Bertram Johnson, the Interfaith Minister at Union Theological Seminary, rightly observed during our online worship last Sunday that there is a “reward to doubt.” That reward, as witnessed through a moment in Thomas’ life, was an invitation to a place of vulnerability, intimacy, and grace. If faith allows us to see the renewing that the resurrection promises, doubt allows us to touch and experience the wounds that the renewing emerges from. While the process might be painful and agonizing, the reward is precious and holy. May we not stifle doubt or be threatened by it, for doubt might just be a locus for a faith deeply rooted in the flesh wounds of Jesus.
Averageness is not a weakness; it does not point to the lack of something. It is not mediocrity. If anything, I see averageness as a resistance to the capitalist notion of greatness, the need to be “the best.” I am not and I will not be. I don’t desire to be the market’s best. By saying this, I don’t mean to say that I or anyone should stop pursuing knowledge and remain stagnant. No! We ought to be the best WE can be—we set the standard for ourselves, not the market.
Music, just like the world made up of interconnected organisms, is deeply relational: it mysteriously connects us with people—young and old, earthbound and departed, intimate and distanced, gained and lost—leaving us wanting more of a presence that cannot be grasped nor controlled.
Ever since Jesus took his place on it, the cross has gone on to function as the cultic symbol of Christianity. It is, as Black Liberation Theologian…… Read more “The Cross of Discipleship”
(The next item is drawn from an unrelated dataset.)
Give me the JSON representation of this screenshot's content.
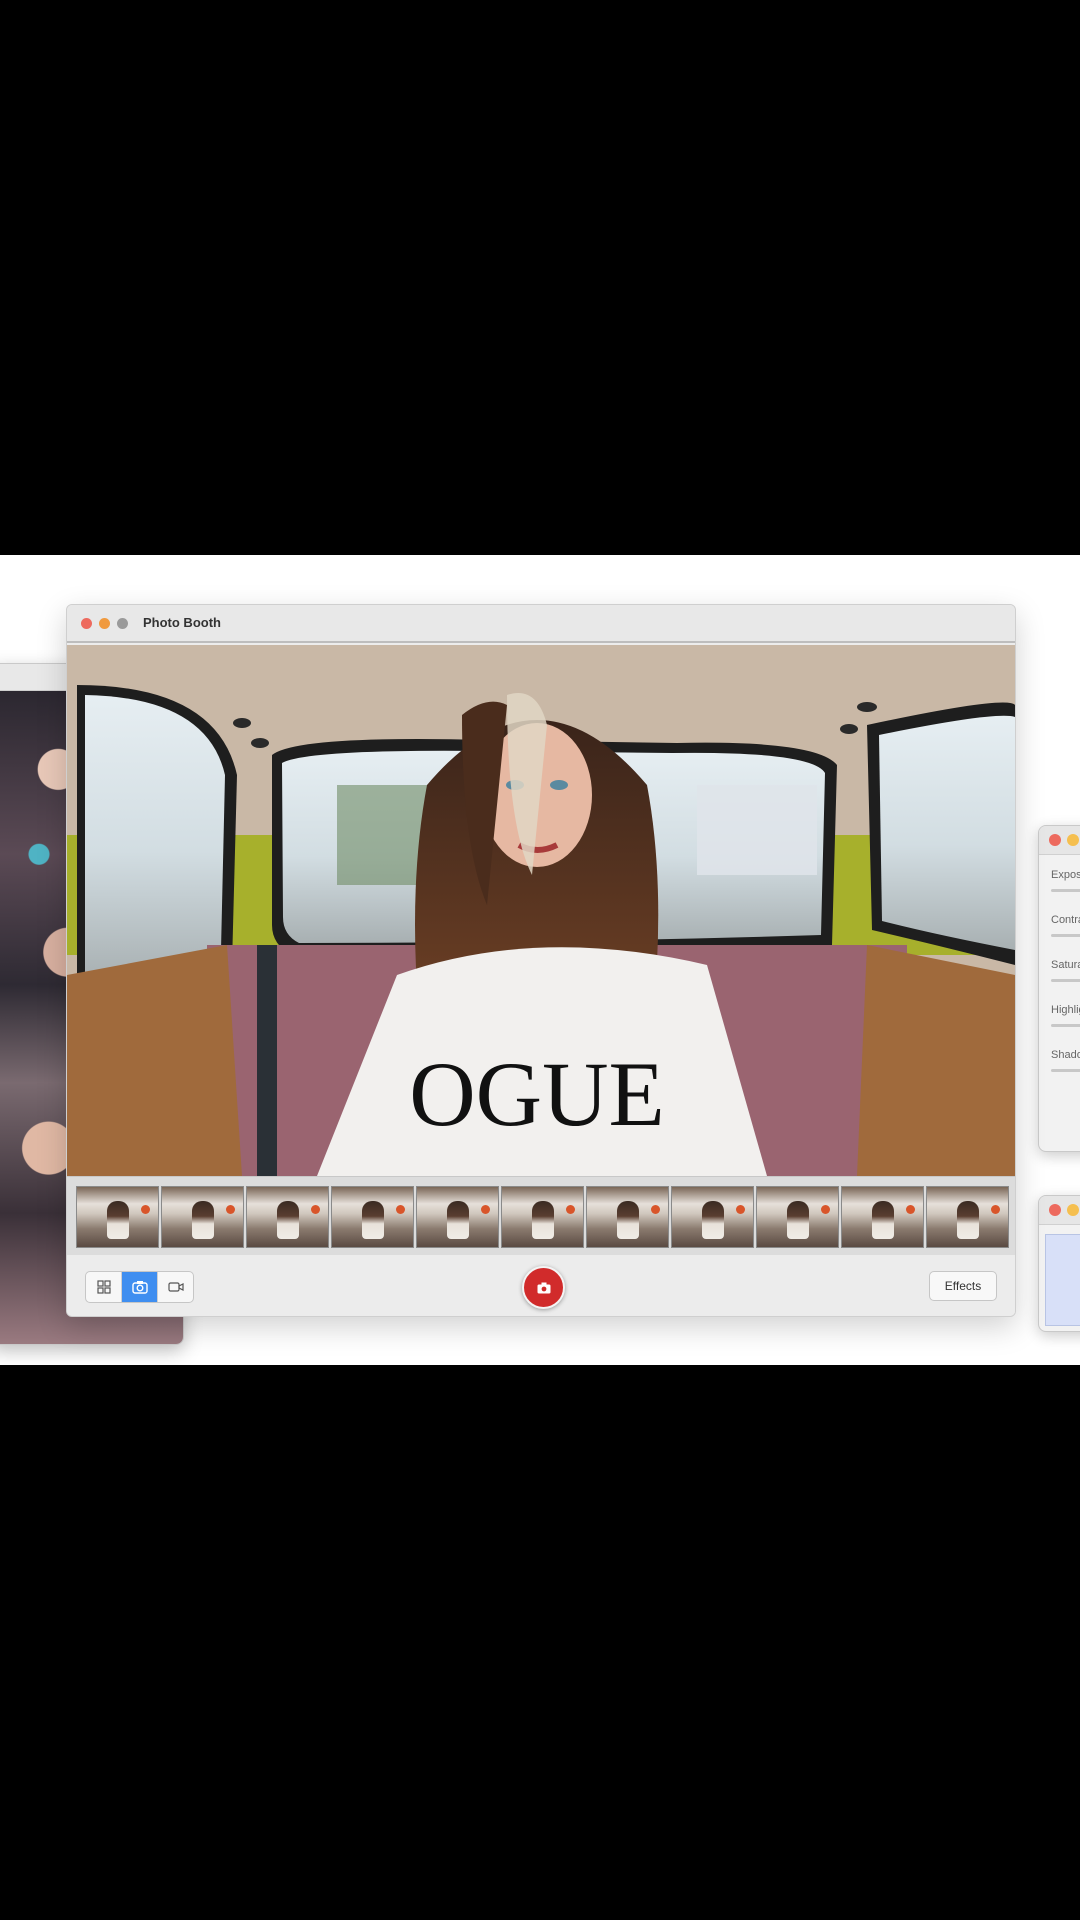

One could feel entitled to something because of one’s gender, skin pigmentation, economic status, occupation, sexual orientation and so on. Entitlement is sign of privilege and at worse pride. It functions as a mechanism of exercising control. The more wealth, (access to) power, privilege one has the more likely one feels entitled to something. It creates a feeling of superiority over the other, potentially leading to narcissism.